I'm not entirely sure why I found myself watching G.I. Joe: The Rise of Cobra (2009, directed by Stephen Sommers) earlier this evening. Pain and drugs, I suppose. A desire for something uncomplicated maybe. I mean, I've shunned much better directors than Sommers for cinematic offenses a LOT less vexing than Van Helsing, after all. For that matter, given the state of the world even here in the (barely) first world, the resources spent on this movie seem kind of, I dunno, obscene. And still, I watched it. All. The. Way. Through.
And for a while, it wasn't half bad. I mean, it was all sound and fury--explosions and special effects without the weight and danger of real actors performing real stunts--but it wasn't as aggressively in your face as, say, a Michael Bay movie. No more so than any given Bond movie, though without Bond's wit and ruthless charm. To its credit, the movie goes to Larry Hama's (surprisingly good) comic books rather than the eighties cartoon for its inspiration. The producers even give Hama a cameo in the film. Nice of them. This follows two protagonists into the shadow world of secret wars fought with ridiculously high technology. These are Duke and Ripcord, who are tasked with transporting nano-tech warheads to their final destination for NATO. Their convoy is attacked, and the warheads are stolen. Duke comes face to face with an old flame, now reinvented as arch-villainess, The Baroness. Arriving to thwart the attack are an elite band of super soldiers called the Joes, who manage to retrieve the warheads and take them to their secret base. The minions of COBRA are the enemy in all this, under the command of shadowy arms dealer James McCullen, who fancies himself as Destro, the destroyer of nations. COBRA manages to retake the warheads and succeed in launching one at the Eifel Tower in Paris, amid much vehicular wreckage. The Joes succeed in tracing COBRA to its secret base beneath the polar ice cap and launch an assault. Mayhem ensues.

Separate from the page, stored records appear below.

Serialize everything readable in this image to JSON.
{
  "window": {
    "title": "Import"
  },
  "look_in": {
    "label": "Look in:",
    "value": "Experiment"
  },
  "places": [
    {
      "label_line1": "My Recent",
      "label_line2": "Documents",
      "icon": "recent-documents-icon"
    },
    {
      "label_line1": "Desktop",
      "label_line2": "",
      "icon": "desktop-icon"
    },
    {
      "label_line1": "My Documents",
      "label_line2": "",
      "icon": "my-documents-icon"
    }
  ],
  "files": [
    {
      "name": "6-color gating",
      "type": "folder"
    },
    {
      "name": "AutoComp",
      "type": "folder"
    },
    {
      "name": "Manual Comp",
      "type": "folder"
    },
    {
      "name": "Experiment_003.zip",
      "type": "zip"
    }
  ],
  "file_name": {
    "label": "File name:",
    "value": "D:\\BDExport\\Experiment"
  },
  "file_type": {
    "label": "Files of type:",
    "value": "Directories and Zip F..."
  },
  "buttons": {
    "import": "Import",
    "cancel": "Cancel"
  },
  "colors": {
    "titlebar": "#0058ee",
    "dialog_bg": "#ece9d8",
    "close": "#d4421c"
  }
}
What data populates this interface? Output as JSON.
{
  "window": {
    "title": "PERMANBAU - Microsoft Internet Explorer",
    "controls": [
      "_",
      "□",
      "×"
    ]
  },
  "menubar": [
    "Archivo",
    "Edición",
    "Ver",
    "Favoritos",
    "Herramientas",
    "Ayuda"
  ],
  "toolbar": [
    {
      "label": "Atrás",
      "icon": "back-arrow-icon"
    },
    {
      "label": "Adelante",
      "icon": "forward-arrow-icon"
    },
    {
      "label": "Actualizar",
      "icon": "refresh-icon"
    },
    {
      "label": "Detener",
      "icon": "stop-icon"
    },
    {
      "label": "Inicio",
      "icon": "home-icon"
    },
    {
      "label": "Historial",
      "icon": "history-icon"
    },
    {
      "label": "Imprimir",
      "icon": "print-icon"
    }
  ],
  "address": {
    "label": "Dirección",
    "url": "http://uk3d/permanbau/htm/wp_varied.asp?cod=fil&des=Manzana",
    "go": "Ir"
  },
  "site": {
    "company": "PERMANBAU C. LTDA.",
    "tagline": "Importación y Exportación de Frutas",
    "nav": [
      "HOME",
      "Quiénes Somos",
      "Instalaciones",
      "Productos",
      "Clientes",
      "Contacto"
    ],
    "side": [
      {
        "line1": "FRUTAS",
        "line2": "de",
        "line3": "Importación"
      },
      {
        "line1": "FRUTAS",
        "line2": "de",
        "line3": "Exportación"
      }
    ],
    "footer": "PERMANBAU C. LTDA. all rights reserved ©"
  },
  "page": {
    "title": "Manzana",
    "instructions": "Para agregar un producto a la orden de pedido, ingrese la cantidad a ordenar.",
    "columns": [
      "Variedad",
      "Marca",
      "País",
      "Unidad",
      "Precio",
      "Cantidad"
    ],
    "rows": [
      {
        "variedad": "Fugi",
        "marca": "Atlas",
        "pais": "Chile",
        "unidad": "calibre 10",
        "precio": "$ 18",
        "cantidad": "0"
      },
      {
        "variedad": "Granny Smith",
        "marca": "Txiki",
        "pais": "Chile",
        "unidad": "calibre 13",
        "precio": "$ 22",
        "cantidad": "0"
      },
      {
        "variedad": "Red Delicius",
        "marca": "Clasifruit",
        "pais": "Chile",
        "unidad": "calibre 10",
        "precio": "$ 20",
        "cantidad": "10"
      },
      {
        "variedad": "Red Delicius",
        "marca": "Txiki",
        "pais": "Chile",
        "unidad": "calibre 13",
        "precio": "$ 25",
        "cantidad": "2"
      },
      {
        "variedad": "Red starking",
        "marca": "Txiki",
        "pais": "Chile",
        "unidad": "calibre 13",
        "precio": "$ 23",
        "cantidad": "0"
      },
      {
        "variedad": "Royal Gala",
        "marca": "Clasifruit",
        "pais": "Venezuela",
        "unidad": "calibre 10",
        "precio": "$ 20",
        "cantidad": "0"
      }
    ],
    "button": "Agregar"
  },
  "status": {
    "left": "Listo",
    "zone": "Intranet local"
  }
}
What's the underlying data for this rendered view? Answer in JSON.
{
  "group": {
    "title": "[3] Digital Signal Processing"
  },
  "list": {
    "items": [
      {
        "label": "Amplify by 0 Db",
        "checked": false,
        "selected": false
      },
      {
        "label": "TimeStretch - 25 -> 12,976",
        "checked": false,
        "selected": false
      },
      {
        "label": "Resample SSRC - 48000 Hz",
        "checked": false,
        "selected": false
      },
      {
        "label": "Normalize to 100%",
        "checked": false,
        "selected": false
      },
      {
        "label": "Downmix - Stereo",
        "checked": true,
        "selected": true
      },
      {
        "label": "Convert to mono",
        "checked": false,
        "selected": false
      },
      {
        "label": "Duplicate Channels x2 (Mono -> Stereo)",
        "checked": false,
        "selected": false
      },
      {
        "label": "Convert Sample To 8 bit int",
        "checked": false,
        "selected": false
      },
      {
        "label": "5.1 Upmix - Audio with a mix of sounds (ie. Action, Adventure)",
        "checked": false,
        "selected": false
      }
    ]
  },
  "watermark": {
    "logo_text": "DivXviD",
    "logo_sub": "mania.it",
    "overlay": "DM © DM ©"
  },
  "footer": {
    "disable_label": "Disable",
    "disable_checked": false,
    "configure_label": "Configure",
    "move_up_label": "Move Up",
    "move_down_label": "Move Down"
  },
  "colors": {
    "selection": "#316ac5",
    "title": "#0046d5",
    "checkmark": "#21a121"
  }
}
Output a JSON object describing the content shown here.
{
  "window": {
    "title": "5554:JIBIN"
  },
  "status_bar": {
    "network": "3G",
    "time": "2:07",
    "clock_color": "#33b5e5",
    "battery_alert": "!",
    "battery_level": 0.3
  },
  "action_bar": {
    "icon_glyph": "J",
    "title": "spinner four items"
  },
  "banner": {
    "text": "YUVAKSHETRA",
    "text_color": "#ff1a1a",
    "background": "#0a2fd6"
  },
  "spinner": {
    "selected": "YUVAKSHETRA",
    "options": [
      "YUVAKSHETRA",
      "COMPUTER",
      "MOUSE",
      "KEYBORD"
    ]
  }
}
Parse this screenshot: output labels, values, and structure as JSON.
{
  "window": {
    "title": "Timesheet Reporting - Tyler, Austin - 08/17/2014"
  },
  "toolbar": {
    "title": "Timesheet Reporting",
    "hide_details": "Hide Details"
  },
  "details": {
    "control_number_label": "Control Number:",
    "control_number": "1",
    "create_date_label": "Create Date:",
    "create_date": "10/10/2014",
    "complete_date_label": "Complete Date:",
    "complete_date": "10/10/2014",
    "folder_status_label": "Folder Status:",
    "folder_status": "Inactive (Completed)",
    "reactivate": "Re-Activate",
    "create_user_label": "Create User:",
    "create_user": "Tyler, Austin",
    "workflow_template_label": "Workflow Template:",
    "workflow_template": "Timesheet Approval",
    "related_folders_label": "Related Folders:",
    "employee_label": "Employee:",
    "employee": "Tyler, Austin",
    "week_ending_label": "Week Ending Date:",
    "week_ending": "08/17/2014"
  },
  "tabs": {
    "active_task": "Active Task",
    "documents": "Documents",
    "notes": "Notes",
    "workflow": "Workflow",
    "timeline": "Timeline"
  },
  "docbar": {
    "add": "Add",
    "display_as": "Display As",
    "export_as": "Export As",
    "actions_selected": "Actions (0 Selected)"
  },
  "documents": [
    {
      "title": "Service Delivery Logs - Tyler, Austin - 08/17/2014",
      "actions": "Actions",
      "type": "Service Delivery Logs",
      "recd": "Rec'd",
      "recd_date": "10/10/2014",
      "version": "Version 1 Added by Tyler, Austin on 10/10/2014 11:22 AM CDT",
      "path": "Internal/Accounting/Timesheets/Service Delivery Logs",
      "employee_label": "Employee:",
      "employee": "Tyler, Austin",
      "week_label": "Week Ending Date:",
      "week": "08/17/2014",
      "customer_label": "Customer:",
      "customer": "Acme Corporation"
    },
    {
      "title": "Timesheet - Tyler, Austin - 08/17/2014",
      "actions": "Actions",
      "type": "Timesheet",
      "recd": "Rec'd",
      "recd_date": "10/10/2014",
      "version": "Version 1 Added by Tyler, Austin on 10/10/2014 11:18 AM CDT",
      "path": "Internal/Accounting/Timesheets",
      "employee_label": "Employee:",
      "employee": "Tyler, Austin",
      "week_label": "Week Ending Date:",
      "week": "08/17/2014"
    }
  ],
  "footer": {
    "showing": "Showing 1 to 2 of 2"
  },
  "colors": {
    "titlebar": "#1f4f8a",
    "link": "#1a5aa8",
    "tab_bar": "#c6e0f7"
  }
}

The weird thing about all of this is the almost complete absence of an ideology on either side of the equation. It's ALL about personal grudges: The Baroness has a grudge against Duke, Storm Shadow has a grudge against Snake Eyes, Destro has a grudge against, well, everyone. It's almost like watching a family spat writ large with special effects. What does COBRA stand for? What is their intent once they rule the world? Dunno. They're just evil, and we know they're evil because they're led by assholes and mutilated monstrosities. The Joes? They're the good guys by default, I guess, even if they're exactly the same kind of secret army as COBRA. They owe fealty to nation states, though.
But concerns like these fled my mind when I got to the big finale, when the Joes invade the COBRA base, because that's when it really started to insult my intelligence. For example: the Joes see a couple of missile launch tubes ahead of them as they approach underwater. Why not take them out right off? Instead, they allow the missiles to launch. Later, COBRA's high command blows the ice sheet above the base and it starts to rain down on it, in spite of the fact that ice floats. I was already grousing about the corset dilemma by this time, too, given that The Baroness is done up in high fetish fashion complete with corset and fuck-me heels, a la Kate Beckinsale in Underworld, and manages to kick ass anyway. I swear to god, screenwriters have never actually worn a corset or heels...*
At this point, too, I had already figured out why Joseph Gordon-Levitt decided to waste all that wonderful indie cred he had built up on this piece of crap. He gets to chew the scenery while remaining, essentially, unrecognizable and cash a big paycheck for a franchise movie. He has his cake and eats it.
*This is speaking as someone who collects corsets and is kind of a snob about it. Take it for what it is.
Also, I came upstairs and decided that I would do the National Book Week meme that's running around Facebook right now, the one where you grab the nearest book and post the fifth sentence on page 56? The book nearest to me was James Agee's Let Us Now Praise Famous Men, and that only emphasized how immoral a movie G.I. Joe: The Rise of COBRA is, not just because it's one of the pinnacles of American literature, not just because it's a searing socialist indictment of what Agee called "a criminal economy," but because Agee was a pretty fine film critic, to boot, and I can only imagine what he would have thought of a film as artistically bankrupt as this one is.